Below are some records. Pull every line that contains the word "EPT硬件辅助功能".
** INPUT RECORDS follows **
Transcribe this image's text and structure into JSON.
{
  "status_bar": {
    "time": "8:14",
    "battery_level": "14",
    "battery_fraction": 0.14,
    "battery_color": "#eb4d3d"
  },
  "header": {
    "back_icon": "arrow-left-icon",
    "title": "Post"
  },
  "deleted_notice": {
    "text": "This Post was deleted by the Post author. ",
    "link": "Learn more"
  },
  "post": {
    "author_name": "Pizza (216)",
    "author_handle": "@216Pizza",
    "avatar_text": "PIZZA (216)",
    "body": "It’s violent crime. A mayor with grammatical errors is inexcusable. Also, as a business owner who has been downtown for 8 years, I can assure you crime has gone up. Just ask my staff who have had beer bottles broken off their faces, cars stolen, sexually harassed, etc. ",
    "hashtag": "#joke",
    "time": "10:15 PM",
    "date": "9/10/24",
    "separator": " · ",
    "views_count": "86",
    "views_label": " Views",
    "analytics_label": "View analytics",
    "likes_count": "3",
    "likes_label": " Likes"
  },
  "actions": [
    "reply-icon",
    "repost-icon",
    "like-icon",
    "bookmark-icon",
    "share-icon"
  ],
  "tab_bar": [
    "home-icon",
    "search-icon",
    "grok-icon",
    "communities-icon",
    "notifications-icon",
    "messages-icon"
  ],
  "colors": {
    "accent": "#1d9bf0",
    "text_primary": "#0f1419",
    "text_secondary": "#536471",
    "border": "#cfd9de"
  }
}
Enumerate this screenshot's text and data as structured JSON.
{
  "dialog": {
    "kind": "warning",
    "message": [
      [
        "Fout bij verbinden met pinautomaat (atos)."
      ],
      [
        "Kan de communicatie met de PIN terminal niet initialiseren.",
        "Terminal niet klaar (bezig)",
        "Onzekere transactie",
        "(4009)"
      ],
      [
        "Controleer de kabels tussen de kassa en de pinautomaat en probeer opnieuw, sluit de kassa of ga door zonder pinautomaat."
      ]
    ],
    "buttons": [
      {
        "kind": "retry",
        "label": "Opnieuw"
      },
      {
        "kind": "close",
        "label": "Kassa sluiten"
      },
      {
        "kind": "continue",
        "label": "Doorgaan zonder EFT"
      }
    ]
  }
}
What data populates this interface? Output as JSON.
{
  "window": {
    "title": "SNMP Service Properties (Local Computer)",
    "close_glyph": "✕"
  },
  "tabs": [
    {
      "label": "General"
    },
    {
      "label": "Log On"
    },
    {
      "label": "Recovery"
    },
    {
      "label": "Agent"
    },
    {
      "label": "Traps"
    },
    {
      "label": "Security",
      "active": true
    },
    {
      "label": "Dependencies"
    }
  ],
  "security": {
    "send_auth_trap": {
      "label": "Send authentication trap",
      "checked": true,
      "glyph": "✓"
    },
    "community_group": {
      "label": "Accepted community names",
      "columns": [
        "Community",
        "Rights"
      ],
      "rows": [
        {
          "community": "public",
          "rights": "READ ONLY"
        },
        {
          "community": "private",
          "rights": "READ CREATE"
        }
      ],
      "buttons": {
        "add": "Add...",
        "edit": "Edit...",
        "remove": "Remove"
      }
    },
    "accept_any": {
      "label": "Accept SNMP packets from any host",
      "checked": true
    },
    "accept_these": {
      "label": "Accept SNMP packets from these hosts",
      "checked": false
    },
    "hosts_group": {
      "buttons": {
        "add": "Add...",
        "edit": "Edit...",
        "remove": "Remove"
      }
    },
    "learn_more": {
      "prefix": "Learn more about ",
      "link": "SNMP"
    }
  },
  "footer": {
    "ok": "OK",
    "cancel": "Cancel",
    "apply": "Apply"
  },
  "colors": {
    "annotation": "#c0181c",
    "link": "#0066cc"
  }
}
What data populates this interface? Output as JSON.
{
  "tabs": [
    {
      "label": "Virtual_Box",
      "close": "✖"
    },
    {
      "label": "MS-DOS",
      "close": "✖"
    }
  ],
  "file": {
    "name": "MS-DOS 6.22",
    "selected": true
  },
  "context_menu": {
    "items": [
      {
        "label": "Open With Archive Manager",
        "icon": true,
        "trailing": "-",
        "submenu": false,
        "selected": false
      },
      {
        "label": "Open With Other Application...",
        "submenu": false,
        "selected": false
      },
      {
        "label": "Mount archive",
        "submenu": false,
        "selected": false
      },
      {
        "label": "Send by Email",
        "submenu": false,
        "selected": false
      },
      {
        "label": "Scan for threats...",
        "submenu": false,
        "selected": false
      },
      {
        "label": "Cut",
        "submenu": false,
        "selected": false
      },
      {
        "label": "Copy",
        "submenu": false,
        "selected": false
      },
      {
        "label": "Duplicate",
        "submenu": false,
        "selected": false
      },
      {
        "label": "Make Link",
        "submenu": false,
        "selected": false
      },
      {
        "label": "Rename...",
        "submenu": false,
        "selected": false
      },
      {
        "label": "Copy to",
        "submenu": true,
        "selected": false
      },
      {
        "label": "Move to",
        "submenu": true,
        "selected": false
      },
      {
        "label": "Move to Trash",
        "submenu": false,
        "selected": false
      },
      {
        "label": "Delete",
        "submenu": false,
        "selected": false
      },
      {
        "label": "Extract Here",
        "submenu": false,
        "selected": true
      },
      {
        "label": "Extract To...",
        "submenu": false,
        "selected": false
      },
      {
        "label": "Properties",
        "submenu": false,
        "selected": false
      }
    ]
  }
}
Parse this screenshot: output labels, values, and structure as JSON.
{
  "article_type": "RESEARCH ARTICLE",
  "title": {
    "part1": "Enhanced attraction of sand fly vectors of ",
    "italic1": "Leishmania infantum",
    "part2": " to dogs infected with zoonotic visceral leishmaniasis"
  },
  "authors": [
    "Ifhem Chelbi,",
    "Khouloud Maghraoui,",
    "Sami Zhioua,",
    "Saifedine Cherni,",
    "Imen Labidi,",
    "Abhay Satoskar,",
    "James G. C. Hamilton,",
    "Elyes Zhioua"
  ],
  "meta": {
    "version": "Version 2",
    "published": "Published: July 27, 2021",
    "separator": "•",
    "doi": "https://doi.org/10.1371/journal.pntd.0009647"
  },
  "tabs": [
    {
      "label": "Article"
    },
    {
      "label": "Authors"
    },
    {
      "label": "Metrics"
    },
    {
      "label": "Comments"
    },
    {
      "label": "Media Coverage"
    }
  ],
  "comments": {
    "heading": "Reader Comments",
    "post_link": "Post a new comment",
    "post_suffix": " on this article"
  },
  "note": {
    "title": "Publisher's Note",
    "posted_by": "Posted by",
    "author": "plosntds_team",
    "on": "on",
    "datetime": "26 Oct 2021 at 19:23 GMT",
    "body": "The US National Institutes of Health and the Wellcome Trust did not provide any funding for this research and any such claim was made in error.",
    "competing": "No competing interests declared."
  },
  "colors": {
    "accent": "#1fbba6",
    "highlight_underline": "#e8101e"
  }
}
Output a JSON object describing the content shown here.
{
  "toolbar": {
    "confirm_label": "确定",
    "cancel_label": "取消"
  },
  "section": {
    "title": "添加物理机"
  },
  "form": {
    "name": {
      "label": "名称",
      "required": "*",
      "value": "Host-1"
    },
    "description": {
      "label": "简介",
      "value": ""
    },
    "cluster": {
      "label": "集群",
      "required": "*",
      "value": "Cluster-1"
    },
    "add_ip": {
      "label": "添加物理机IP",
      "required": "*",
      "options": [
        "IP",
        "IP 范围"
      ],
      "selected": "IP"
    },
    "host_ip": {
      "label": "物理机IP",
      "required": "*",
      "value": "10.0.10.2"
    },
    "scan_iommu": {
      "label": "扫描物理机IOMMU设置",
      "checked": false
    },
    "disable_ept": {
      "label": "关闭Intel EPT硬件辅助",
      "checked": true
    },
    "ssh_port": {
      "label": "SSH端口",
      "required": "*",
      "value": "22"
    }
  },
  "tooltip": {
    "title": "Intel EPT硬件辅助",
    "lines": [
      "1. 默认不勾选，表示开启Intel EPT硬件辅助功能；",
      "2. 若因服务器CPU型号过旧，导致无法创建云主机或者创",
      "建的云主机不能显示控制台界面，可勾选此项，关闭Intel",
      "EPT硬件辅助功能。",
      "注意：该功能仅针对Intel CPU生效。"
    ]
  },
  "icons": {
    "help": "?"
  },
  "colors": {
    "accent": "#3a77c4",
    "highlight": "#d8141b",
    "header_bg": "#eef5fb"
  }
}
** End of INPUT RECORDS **
- PROBLEM SOLUTION
      "1. 默认不勾选，表示开启Intel EPT硬件辅助功能；",
      "EPT硬件辅助功能。",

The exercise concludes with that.